This week, Senator Joe Manchin led a group of 45 bi-partisan senators to reintroduce a resolution to recognize May 9 as Fentanyl Awareness Day, in light of the recent increase in counterfeit drugs containing fentanyl that are claiming lives across the nation.
In addition, the U.S. Drug Enforcement Administration (DEA) has launched an exhibit in Washington, D.C. to honor those whose lives have been lost due to Fentanyl poisoning, In addition to causes from overdose and addiction, some of this rise is also due to counterfeit versions of fentanyl, where the drug has been mixed with illicit drugs like cocaine, methamphetamine, and heroin.
AMWA member Emily Kalhoud contributed this article to KevinMD earlier this year to raise awareness of these issues, reprinted with permission below.
Counterfeit Drugs: A Hidden Danger Lurking in Your Medicine Cabinet (April 1, KevinMD)
The timing of the United States Drug Enforcement Administration’s One Pill Can Kill campaign is crucial, considering the recent Carrollton teen tragedy in which Fentanyl-laced pills posing as oxycodone were distributed through a “juvenile dealer” to high school students who then sold the deadly drugs to high school and middle school students. Commenting on the dramatic increase in drugs laced with Fentanyl in North Texas, Nexus Recovery Center’s chief clinical officer Julie Pittman told CBS News, “We used to make mistakes when we were young and dumb, but those mistakes are deadly now.”

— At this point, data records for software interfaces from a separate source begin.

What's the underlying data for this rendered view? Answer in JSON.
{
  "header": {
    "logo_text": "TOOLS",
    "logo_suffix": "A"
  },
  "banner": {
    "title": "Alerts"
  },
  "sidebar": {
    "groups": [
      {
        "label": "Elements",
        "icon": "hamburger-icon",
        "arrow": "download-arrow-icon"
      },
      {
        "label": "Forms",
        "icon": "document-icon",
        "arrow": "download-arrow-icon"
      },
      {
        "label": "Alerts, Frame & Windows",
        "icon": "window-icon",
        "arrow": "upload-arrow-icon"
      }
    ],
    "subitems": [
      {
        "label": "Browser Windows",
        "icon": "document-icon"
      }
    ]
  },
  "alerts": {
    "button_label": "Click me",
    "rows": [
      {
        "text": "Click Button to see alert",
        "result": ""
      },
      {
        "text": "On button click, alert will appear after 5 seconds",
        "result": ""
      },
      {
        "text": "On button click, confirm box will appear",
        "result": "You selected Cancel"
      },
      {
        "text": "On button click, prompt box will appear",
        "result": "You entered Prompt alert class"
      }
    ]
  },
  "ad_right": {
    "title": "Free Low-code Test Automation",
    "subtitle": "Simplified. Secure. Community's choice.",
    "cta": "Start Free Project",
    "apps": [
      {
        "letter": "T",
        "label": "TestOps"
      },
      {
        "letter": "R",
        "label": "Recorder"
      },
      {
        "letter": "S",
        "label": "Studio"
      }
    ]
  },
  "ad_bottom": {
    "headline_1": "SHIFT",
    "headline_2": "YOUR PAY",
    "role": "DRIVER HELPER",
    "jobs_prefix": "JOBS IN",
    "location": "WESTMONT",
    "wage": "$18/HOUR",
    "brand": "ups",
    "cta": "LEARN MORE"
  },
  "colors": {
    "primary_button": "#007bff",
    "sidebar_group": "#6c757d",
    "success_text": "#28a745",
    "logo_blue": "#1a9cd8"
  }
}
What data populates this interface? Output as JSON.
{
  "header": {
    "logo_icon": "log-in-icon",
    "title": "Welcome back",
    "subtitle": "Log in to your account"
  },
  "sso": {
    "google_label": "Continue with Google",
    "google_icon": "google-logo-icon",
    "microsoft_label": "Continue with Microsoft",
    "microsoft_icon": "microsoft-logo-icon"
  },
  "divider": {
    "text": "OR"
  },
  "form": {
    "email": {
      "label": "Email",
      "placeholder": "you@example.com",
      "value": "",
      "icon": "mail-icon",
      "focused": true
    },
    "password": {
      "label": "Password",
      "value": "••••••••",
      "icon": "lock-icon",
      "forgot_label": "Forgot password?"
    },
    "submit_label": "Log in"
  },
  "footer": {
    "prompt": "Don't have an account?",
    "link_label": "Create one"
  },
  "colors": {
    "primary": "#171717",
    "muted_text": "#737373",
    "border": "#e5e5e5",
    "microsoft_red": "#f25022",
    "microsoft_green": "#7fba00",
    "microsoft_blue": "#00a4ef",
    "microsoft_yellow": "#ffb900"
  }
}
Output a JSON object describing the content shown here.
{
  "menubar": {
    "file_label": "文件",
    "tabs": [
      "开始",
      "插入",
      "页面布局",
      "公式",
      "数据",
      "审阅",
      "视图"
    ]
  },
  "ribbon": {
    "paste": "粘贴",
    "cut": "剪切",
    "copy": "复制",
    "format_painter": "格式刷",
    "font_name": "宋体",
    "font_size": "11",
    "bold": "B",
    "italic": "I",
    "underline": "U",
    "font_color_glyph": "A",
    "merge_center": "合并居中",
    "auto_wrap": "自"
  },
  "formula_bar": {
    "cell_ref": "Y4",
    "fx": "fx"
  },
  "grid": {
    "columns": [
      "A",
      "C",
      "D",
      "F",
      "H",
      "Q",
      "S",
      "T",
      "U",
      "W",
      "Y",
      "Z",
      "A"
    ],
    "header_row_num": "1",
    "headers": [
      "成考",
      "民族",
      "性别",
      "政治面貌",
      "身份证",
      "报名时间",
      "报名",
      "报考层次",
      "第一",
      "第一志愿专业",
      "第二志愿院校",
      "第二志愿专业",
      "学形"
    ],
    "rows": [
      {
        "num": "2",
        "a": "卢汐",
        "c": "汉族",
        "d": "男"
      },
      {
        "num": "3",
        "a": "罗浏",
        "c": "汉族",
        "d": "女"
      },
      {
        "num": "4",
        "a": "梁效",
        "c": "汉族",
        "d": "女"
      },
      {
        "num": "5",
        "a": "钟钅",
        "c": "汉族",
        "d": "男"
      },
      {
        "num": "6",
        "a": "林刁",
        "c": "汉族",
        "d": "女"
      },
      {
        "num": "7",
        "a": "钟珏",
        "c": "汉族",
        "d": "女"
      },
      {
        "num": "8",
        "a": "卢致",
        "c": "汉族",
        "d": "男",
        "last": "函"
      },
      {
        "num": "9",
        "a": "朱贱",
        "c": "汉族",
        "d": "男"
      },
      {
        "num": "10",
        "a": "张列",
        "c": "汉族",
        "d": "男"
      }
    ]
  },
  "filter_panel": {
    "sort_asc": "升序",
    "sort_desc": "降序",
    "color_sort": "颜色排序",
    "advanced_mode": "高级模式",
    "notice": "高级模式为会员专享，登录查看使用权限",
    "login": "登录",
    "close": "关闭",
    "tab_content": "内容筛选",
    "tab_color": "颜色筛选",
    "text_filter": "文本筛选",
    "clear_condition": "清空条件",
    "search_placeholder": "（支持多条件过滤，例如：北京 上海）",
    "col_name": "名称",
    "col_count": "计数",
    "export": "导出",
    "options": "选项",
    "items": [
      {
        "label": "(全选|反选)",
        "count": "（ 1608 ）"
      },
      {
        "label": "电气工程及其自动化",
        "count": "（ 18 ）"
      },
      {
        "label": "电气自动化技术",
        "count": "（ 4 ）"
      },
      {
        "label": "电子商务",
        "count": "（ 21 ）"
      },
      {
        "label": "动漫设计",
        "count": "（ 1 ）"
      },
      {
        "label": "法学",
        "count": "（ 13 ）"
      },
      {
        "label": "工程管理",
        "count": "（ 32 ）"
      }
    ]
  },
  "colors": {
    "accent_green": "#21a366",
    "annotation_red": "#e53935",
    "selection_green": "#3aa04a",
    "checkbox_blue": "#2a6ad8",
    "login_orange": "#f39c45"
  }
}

Deaths may occur due to overdose, such as the Fentanyl-laced pills consumed by the teens, or due to the drugs’ being devoid of any therapeutic ingredient, such as the recent FDA recall of counterfeit antimalarial Combiart tablets. The WHO’s estimate that low- and middle-income countries spend an estimated $30.5 billion on substandard or falsified medicine implies hundreds of thousands of preventable deaths, often occurring in children in low-income countries, due to treatable illnesses such as malaria and acute pneumonia. One estimate cites a counterfeit drug prevalence in some parts of Africa and Asia as high as 70 percent. The use of falsified and poor-quality medicines also contributes to rising antimicrobial resistance and future treatment failure.
Meanwhile in developed nations, the “Viagra” a patient purchased online may contain anything from printer ink to arsenic. Or a patient may face treatment failure after consuming a “cheaper chemotherapeutic from Canada” that lacked any therapeutic ingredient. The “closed” drug distribution system designed to prevent harmful drugs from entering the U.S. supply chain fails to protect patients who venture online for convenience or cost savings. According to the National Association of Boards of Pharmacy (NABP), potentially 95 percent of websites offering prescription drugs operate illegally. Expensive drugs in high demand, including erectile dysfunction drugs, weight loss aids, hormones, steroids, antihistamines, antivirals, antianxiety drugs, and even chemotherapeutics, antibiotics, antivirals, and vaccines are common targets. Greater demand for a drug paired with limited supply—such as for Tamiflu during flu season—creates a hole that criminal opportunists may try to fill with fakes.
As the online pharmacy industry continues to lure uninformed consumers with competitive prices and convenience, providers may consider educating patients during Medication Safety Week about the tremendous risks of purchasing commonly counterfeited drugs online or while traveling abroad.